The panel, about writing stories set in small towns, went reasonably well. I wasn’t perfect, but as I answered the moderator’s questions, I found myself gradually gaining confidence.
Since then, I’ve been the guest author at several library events and regional book clubs and groups, most recently addressing 110 women at a PROBUS club meeting. I’ve also been a panelist at Malice Domestic, 2016 and 2017, and at Bouchercon Toronto 2017, where I moderated a panel of esteemed book reviewers. Instead of being petrified, I looked at it as the incredible opportunity that it was: a chance to meet some amazing reviewers, and hopefully, make a good impression. Besides, this panel wasn’t about me, the moderator, it was about the panelists.
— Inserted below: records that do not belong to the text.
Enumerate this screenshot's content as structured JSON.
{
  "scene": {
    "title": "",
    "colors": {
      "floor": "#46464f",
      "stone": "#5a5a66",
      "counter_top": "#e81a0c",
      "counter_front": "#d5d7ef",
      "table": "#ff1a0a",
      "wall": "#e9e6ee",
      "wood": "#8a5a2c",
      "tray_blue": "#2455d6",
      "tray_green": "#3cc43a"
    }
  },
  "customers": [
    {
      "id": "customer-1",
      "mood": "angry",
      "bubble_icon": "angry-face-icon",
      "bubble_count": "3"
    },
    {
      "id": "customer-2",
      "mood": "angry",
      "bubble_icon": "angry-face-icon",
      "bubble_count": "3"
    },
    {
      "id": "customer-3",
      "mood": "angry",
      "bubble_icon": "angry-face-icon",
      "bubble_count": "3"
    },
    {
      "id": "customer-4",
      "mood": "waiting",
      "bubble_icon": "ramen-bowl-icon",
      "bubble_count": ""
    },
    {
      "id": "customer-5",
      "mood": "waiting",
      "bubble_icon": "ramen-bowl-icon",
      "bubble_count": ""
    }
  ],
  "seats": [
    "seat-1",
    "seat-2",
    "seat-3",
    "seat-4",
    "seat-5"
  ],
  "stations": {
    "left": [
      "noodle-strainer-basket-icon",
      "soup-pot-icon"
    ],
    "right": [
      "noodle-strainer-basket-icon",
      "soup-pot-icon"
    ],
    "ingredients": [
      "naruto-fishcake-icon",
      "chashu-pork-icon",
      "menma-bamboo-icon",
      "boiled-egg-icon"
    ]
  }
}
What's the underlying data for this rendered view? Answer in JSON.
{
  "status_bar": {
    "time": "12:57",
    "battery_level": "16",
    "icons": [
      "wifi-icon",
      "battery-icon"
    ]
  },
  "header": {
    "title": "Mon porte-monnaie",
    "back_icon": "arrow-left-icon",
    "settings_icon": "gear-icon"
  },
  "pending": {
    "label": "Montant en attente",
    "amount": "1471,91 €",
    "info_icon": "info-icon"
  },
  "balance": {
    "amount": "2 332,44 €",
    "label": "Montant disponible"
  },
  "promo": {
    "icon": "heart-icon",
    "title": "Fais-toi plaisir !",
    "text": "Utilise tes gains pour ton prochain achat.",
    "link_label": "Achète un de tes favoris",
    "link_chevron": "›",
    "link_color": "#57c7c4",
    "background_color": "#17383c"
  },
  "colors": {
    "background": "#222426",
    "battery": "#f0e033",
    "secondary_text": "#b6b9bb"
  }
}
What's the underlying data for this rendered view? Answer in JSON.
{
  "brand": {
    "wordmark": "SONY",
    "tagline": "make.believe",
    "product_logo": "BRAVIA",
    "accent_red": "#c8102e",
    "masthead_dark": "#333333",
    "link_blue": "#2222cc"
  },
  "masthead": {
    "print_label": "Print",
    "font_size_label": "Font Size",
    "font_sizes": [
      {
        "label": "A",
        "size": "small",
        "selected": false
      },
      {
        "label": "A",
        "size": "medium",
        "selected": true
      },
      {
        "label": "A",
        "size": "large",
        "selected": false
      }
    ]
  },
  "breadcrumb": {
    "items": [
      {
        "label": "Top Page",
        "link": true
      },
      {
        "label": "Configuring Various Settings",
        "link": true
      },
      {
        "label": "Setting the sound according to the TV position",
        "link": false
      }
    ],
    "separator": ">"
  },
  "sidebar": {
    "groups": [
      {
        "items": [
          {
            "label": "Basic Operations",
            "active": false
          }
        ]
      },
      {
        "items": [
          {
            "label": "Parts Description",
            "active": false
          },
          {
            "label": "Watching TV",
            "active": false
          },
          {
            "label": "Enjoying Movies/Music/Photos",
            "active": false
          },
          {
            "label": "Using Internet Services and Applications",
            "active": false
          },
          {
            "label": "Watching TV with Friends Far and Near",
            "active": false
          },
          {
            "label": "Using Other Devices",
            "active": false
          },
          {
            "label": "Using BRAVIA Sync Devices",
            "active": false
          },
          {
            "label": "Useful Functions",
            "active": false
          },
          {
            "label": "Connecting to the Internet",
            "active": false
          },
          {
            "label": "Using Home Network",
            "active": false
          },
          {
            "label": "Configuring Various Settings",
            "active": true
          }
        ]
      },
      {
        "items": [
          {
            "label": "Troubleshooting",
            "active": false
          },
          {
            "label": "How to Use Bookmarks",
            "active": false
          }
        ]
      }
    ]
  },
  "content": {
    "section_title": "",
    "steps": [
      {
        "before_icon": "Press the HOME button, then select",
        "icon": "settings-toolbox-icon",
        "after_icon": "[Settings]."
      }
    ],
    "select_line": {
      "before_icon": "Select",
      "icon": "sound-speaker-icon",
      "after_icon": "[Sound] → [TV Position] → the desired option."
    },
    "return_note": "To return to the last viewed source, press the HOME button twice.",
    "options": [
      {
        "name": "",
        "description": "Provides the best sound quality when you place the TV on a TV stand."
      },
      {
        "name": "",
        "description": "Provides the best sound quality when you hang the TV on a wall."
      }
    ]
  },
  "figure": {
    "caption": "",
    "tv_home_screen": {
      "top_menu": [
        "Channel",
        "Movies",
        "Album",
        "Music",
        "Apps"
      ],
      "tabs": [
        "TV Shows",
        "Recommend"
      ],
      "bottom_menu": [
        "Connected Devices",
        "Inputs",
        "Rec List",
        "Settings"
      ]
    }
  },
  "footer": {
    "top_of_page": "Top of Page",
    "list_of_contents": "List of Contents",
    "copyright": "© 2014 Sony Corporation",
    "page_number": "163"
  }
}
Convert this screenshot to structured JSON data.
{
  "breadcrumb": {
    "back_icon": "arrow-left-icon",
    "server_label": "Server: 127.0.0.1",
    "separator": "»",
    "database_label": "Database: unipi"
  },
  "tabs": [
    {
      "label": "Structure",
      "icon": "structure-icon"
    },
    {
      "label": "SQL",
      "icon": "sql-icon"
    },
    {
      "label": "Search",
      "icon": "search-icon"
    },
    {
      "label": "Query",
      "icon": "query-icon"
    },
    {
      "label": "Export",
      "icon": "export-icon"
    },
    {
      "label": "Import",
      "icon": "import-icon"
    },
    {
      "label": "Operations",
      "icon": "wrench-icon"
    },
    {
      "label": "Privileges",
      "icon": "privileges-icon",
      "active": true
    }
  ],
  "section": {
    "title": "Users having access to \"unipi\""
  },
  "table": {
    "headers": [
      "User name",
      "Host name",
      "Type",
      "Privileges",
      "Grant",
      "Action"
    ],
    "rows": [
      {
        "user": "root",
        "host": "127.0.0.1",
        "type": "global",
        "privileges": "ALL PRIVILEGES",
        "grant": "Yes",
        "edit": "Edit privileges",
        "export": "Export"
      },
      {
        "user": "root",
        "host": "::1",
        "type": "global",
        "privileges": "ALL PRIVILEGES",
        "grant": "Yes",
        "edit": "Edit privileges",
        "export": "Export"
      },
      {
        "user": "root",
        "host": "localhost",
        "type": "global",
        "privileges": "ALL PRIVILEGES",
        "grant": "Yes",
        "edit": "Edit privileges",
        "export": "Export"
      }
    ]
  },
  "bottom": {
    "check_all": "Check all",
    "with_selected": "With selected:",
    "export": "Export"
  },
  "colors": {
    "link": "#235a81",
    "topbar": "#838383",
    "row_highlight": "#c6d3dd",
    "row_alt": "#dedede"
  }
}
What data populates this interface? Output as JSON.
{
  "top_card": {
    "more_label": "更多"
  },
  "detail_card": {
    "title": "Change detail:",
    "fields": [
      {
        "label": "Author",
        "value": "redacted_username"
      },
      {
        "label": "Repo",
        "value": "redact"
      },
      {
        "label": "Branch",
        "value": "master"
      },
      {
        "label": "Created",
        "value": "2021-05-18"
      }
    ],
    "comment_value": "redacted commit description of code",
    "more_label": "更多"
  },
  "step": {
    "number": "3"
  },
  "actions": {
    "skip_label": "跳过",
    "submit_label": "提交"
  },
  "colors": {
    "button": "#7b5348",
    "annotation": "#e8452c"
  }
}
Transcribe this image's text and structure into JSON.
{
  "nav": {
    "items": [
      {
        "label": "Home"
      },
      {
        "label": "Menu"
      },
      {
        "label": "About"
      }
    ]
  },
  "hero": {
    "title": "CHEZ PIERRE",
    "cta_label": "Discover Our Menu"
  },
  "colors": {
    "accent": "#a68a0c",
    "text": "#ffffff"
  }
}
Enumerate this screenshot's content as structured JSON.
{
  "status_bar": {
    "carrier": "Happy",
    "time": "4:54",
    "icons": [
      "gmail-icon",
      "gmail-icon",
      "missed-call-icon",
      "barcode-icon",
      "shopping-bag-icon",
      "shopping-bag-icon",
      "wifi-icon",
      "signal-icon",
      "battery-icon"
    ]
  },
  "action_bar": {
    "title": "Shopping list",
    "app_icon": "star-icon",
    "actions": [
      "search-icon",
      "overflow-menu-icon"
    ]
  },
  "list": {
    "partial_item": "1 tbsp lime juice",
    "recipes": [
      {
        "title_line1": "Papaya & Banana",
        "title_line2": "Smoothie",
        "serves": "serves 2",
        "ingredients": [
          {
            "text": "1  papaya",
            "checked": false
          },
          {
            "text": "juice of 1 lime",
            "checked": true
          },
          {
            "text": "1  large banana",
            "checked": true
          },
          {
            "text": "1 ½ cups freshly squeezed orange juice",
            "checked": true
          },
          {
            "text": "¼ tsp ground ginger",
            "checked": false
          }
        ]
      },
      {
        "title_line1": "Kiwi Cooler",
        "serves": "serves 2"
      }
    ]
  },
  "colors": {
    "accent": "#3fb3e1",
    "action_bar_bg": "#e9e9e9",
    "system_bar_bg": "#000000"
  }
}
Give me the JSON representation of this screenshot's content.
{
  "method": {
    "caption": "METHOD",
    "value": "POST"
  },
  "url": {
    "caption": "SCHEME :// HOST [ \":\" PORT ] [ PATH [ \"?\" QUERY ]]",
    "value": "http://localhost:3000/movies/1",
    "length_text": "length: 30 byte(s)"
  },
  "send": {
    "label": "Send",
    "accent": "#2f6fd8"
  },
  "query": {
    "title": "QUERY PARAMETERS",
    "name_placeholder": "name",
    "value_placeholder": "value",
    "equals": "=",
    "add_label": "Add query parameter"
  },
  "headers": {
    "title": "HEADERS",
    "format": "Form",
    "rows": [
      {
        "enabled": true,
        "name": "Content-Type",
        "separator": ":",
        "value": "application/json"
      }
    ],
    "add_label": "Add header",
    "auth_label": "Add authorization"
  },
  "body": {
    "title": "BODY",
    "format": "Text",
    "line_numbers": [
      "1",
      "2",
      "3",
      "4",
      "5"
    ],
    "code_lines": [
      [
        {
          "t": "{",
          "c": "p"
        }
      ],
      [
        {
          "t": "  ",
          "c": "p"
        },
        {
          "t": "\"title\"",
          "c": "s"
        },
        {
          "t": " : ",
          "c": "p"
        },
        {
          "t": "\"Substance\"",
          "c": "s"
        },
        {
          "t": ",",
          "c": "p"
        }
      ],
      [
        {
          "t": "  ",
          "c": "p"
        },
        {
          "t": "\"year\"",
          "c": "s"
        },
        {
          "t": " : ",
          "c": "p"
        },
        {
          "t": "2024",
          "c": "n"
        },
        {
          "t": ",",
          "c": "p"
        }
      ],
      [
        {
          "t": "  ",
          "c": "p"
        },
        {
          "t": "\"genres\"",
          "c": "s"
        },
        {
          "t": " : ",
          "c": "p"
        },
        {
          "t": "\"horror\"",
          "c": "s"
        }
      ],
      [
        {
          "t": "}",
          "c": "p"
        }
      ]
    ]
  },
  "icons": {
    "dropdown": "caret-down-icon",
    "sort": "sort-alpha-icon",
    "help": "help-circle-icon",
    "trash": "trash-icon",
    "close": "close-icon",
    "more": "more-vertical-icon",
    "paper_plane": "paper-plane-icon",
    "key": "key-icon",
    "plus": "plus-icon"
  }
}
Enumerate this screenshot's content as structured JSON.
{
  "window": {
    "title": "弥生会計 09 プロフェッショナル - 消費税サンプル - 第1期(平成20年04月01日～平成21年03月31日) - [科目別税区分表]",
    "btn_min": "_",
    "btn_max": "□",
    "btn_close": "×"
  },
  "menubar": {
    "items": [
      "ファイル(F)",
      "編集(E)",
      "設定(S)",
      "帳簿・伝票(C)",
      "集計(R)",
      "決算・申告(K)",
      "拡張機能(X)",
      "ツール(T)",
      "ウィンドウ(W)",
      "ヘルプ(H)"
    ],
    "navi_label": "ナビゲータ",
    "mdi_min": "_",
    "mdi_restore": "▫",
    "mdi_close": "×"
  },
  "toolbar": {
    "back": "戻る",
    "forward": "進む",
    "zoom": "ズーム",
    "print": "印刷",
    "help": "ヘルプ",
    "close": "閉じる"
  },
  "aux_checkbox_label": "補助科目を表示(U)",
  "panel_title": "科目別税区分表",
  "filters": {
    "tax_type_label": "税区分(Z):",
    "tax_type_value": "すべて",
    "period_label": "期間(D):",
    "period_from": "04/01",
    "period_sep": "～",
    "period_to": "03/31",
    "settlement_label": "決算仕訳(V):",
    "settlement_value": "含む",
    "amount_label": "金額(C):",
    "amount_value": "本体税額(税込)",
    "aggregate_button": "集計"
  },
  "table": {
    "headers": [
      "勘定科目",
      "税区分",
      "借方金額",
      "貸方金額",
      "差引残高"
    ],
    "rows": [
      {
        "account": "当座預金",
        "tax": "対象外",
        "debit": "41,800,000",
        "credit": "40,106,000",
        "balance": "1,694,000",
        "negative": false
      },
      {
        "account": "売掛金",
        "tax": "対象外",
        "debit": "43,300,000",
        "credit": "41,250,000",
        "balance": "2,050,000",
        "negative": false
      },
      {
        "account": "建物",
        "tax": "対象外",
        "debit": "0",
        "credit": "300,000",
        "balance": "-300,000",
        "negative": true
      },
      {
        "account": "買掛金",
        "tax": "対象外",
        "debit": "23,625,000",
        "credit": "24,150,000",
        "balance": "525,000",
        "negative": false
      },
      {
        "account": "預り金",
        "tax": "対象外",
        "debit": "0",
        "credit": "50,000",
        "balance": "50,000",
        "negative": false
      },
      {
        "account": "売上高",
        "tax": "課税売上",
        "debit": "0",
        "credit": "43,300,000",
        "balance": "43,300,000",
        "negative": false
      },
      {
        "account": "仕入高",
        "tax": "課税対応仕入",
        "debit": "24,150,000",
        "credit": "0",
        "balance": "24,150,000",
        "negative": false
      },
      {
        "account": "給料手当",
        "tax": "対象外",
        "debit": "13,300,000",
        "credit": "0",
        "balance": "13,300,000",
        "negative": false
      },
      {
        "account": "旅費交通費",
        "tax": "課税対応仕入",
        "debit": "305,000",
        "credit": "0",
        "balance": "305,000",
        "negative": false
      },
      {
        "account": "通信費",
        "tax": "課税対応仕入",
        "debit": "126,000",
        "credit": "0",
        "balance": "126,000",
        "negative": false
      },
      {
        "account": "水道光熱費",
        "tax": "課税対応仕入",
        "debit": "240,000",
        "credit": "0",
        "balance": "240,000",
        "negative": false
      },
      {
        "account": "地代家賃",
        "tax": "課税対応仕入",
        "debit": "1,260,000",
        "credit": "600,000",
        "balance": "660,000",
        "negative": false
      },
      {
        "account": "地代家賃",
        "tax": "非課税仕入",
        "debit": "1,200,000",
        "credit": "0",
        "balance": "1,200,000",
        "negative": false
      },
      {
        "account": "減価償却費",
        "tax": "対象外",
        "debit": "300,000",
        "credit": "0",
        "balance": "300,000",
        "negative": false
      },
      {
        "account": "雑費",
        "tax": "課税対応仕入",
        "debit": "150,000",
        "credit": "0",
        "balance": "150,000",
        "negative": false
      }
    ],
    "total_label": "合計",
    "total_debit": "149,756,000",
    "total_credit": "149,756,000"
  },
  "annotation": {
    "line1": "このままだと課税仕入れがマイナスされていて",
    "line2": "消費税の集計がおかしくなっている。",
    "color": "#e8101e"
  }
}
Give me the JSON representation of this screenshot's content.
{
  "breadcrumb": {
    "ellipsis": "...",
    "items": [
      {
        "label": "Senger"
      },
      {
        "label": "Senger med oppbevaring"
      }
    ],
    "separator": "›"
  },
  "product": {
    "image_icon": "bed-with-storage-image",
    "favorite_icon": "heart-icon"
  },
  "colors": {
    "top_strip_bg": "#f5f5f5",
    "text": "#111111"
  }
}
Reminding myself of that helped enormously.
Was I perfect? No. Would I do some things differently? Yes. But I think back to that library event in 2015, proud of how far I’d come. And sometimes, that’s enough.
Five Tips For a Successful Book Reading
- Don’t read directly from your book. The print is small, and you don’t want to be struggling with it. Instead, type out your selection in a large font (I use Times New Roman 18).
- You don’t have to read the book verbatim. It’s okay to leave out descriptions etc. that work when reading in the comfort of your living room, but can slow the pace if reading out loud.
- Practice, practice, practice. In front of your dog, cat, husband, kids. In front of the mirror. Make sure there are no words that you stumble over, or have trouble pronouncing (if so, replace that word, no one will know).
- Time it. If you have three minutes, keep it to 2:50. There is nothing worse than someone who overstays their time on stage (well… I’ve seen authors cut off midstream… that’s worse).
- Speak slowly and remember: no one wants you to fail.
Judy Penz Sheluk is the author of the Glass Dolphin Mysteries (The Hanged Man’s Noose; A Hole in One) and the Marketville Mysteries (Skeletons in the Attic; Past & Present). Her short stories appear in several collections.
Judy is also a member of Sisters in Crime, International Thriller Writers, Short Mystery Fiction Society, and Crime Writers of Canada, where she serves on the Board of Directors, representing Toronto/Southwestern Ontario. Find her at http://www.judypenzsheluk.com.